* WORK INSTRUCTION:
This exercise calls for all the entries that follow to be set down exactly, without their images.

* Records contained in a dataset:
# # # # # # #

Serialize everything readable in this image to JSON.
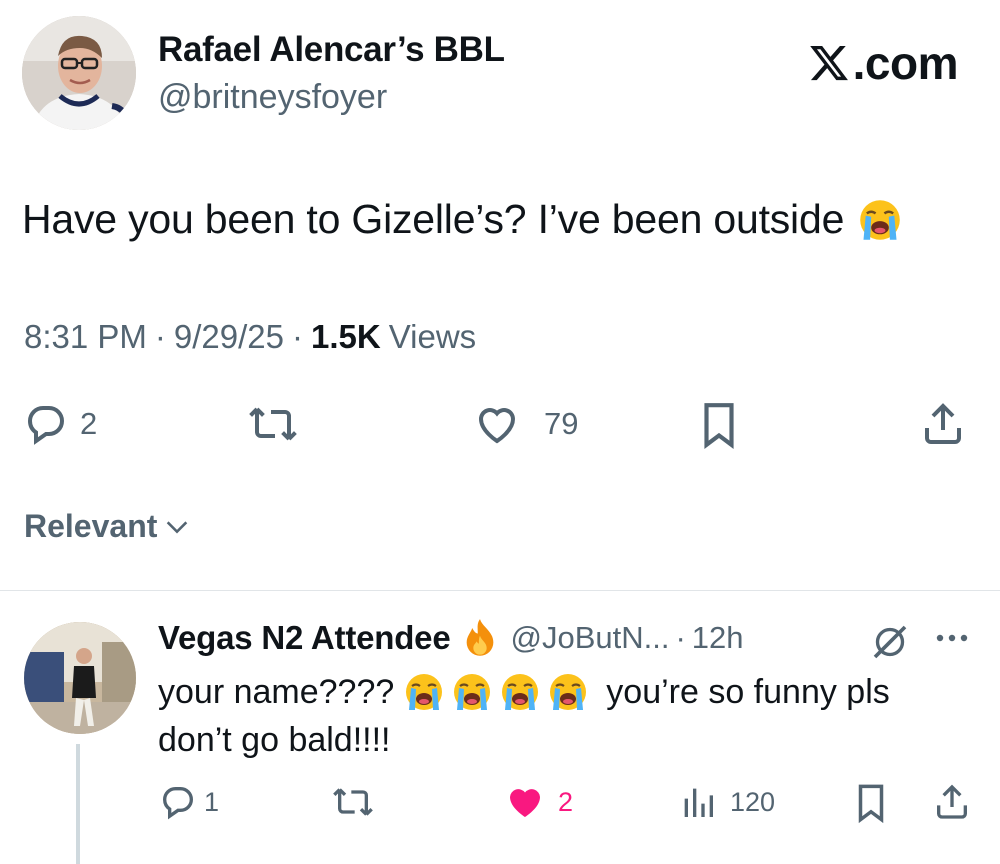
{
  "main_tweet": {
    "display_name": "Rafael Alencar’s BBL",
    "handle": "@britneysfoyer",
    "text": "Have you been to Gizelle’s? I’ve been outside",
    "text_emoji": "loudly-crying-face-icon",
    "time": "8:31 PM",
    "date": "9/29/25",
    "views_count": "1.5K",
    "views_label": "Views",
    "replies": "2",
    "likes": "79"
  },
  "watermark": {
    "text": ".com",
    "logo": "x-logo-icon"
  },
  "sort": {
    "label": "Relevant"
  },
  "reply": {
    "display_name": "Vegas N2 Attendee",
    "badge_emoji": "fire-icon",
    "handle": "@JoButN...",
    "separator": "·",
    "time": "12h",
    "text_line1": "your name????",
    "text_line1_end": "you’re so funny pls",
    "text_line2": "don’t go bald!!!!",
    "emoji_count": 4,
    "replies": "1",
    "likes": "2",
    "views": "120"
  },
  "colors": {
    "text": "#0f1419",
    "secondary": "#536471",
    "like_pink": "#f91880",
    "divider": "#e1e5e8",
    "thread_line": "#cfd9de"
  }
}
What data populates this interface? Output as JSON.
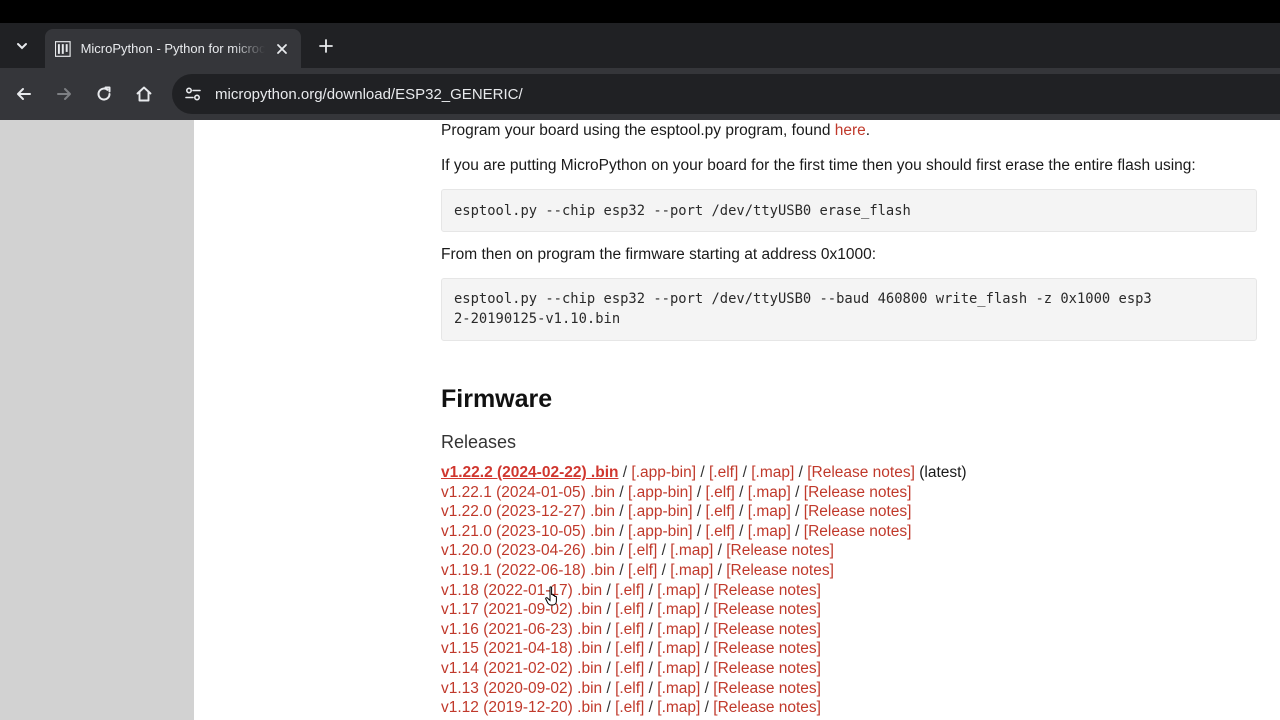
{
  "browser": {
    "tab_title": "MicroPython - Python for microcontrollers",
    "url": "micropython.org/download/ESP32_GENERIC/"
  },
  "page": {
    "program_line_prefix": "Program your board using the esptool.py program, found ",
    "program_line_link": "here",
    "program_line_suffix": ".",
    "erase_intro": "If you are putting MicroPython on your board for the first time then you should first erase the entire flash using:",
    "erase_cmd": "esptool.py --chip esp32 --port /dev/ttyUSB0 erase_flash",
    "program_intro": "From then on program the firmware starting at address 0x1000:",
    "program_cmd_line1": "esptool.py --chip esp32 --port /dev/ttyUSB0 --baud 460800 write_flash -z 0x1000 esp3",
    "program_cmd_line2": "2-20190125-v1.10.bin",
    "firmware_heading": "Firmware",
    "releases_heading": "Releases",
    "latest_label": "(latest)",
    "releases": [
      {
        "main": "v1.22.2 (2024-02-22) .bin",
        "links": [
          "[.app-bin]",
          "[.elf]",
          "[.map]",
          "[Release notes]"
        ],
        "latest": true
      },
      {
        "main": "v1.22.1 (2024-01-05) .bin",
        "links": [
          "[.app-bin]",
          "[.elf]",
          "[.map]",
          "[Release notes]"
        ]
      },
      {
        "main": "v1.22.0 (2023-12-27) .bin",
        "links": [
          "[.app-bin]",
          "[.elf]",
          "[.map]",
          "[Release notes]"
        ]
      },
      {
        "main": "v1.21.0 (2023-10-05) .bin",
        "links": [
          "[.app-bin]",
          "[.elf]",
          "[.map]",
          "[Release notes]"
        ]
      },
      {
        "main": "v1.20.0 (2023-04-26) .bin",
        "links": [
          "[.elf]",
          "[.map]",
          "[Release notes]"
        ]
      },
      {
        "main": "v1.19.1 (2022-06-18) .bin",
        "links": [
          "[.elf]",
          "[.map]",
          "[Release notes]"
        ]
      },
      {
        "main": "v1.18 (2022-01-17) .bin",
        "links": [
          "[.elf]",
          "[.map]",
          "[Release notes]"
        ]
      },
      {
        "main": "v1.17 (2021-09-02) .bin",
        "links": [
          "[.elf]",
          "[.map]",
          "[Release notes]"
        ]
      },
      {
        "main": "v1.16 (2021-06-23) .bin",
        "links": [
          "[.elf]",
          "[.map]",
          "[Release notes]"
        ]
      },
      {
        "main": "v1.15 (2021-04-18) .bin",
        "links": [
          "[.elf]",
          "[.map]",
          "[Release notes]"
        ]
      },
      {
        "main": "v1.14 (2021-02-02) .bin",
        "links": [
          "[.elf]",
          "[.map]",
          "[Release notes]"
        ]
      },
      {
        "main": "v1.13 (2020-09-02) .bin",
        "links": [
          "[.elf]",
          "[.map]",
          "[Release notes]"
        ]
      },
      {
        "main": "v1.12 (2019-12-20) .bin",
        "links": [
          "[.elf]",
          "[.map]",
          "[Release notes]"
        ]
      }
    ]
  },
  "colors": {
    "link": "#c0392b",
    "chrome_dark": "#202124",
    "chrome_toolbar": "#35363a",
    "side_panel": "#d2d2d2"
  },
  "icons": {
    "tab_list": "chevron-down-icon",
    "favicon": "micropython-logo-icon",
    "tab_close": "close-icon",
    "new_tab": "plus-icon",
    "back": "arrow-left-icon",
    "forward": "arrow-right-icon",
    "reload": "reload-icon",
    "home": "home-icon",
    "site_info": "site-settings-icon"
  }
}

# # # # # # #

* ANSWER BOX:
Serialize everything readable in this image to JSON.
{
  "main_tweet": {
    "display_name": "Rafael Alencar’s BBL",
    "handle": "@britneysfoyer",
    "text": "Have you been to Gizelle’s? I’ve been outside",
    "text_emoji": "loudly-crying-face-icon",
    "time": "8:31 PM",
    "date": "9/29/25",
    "views_count": "1.5K",
    "views_label": "Views",
    "replies": "2",
    "likes": "79"
  },
  "watermark": {
    "text": ".com",
    "logo": "x-logo-icon"
  },
  "sort": {
    "label": "Relevant"
  },
  "reply": {
    "display_name": "Vegas N2 Attendee",
    "badge_emoji": "fire-icon",
    "handle": "@JoButN...",
    "separator": "·",
    "time": "12h",
    "text_line1": "your name????",
    "text_line1_end": "you’re so funny pls",
    "text_line2": "don’t go bald!!!!",
    "emoji_count": 4,
    "replies": "1",
    "likes": "2",
    "views": "120"
  },
  "colors": {
    "text": "#0f1419",
    "secondary": "#536471",
    "like_pink": "#f91880",
    "divider": "#e1e5e8",
    "thread_line": "#cfd9de"
  }
}
What data populates this interface? Output as JSON.
{
  "browser": {
    "tab_title": "MicroPython - Python for microcontrollers",
    "url": "micropython.org/download/ESP32_GENERIC/"
  },
  "page": {
    "program_line_prefix": "Program your board using the esptool.py program, found ",
    "program_line_link": "here",
    "program_line_suffix": ".",
    "erase_intro": "If you are putting MicroPython on your board for the first time then you should first erase the entire flash using:",
    "erase_cmd": "esptool.py --chip esp32 --port /dev/ttyUSB0 erase_flash",
    "program_intro": "From then on program the firmware starting at address 0x1000:",
    "program_cmd_line1": "esptool.py --chip esp32 --port /dev/ttyUSB0 --baud 460800 write_flash -z 0x1000 esp3",
    "program_cmd_line2": "2-20190125-v1.10.bin",
    "firmware_heading": "Firmware",
    "releases_heading": "Releases",
    "latest_label": "(latest)",
    "releases": [
      {
        "main": "v1.22.2 (2024-02-22) .bin",
        "links": [
          "[.app-bin]",
          "[.elf]",
          "[.map]",
          "[Release notes]"
        ],
        "latest": true
      },
      {
        "main": "v1.22.1 (2024-01-05) .bin",
        "links": [
          "[.app-bin]",
          "[.elf]",
          "[.map]",
          "[Release notes]"
        ]
      },
      {
        "main": "v1.22.0 (2023-12-27) .bin",
        "links": [
          "[.app-bin]",
          "[.elf]",
          "[.map]",
          "[Release notes]"
        ]
      },
      {
        "main": "v1.21.0 (2023-10-05) .bin",
        "links": [
          "[.app-bin]",
          "[.elf]",
          "[.map]",
          "[Release notes]"
        ]
      },
      {
        "main": "v1.20.0 (2023-04-26) .bin",
        "links": [
          "[.elf]",
          "[.map]",
          "[Release notes]"
        ]
      },
      {
        "main": "v1.19.1 (2022-06-18) .bin",
        "links": [
          "[.elf]",
          "[.map]",
          "[Release notes]"
        ]
      },
      {
        "main": "v1.18 (2022-01-17) .bin",
        "links": [
          "[.elf]",
          "[.map]",
          "[Release notes]"
        ]
      },
      {
        "main": "v1.17 (2021-09-02) .bin",
        "links": [
          "[.elf]",
          "[.map]",
          "[Release notes]"
        ]
      },
      {
        "main": "v1.16 (2021-06-23) .bin",
        "links": [
          "[.elf]",
          "[.map]",
          "[Release notes]"
        ]
      },
      {
        "main": "v1.15 (2021-04-18) .bin",
        "links": [
          "[.elf]",
          "[.map]",
          "[Release notes]"
        ]
      },
      {
        "main": "v1.14 (2021-02-02) .bin",
        "links": [
          "[.elf]",
          "[.map]",
          "[Release notes]"
        ]
      },
      {
        "main": "v1.13 (2020-09-02) .bin",
        "links": [
          "[.elf]",
          "[.map]",
          "[Release notes]"
        ]
      },
      {
        "main": "v1.12 (2019-12-20) .bin",
        "links": [
          "[.elf]",
          "[.map]",
          "[Release notes]"
        ]
      }
    ]
  },
  "colors": {
    "link": "#c0392b",
    "chrome_dark": "#202124",
    "chrome_toolbar": "#35363a",
    "side_panel": "#d2d2d2"
  },
  "icons": {
    "tab_list": "chevron-down-icon",
    "favicon": "micropython-logo-icon",
    "tab_close": "close-icon",
    "new_tab": "plus-icon",
    "back": "arrow-left-icon",
    "forward": "arrow-right-icon",
    "reload": "reload-icon",
    "home": "home-icon",
    "site_info": "site-settings-icon"
  }
}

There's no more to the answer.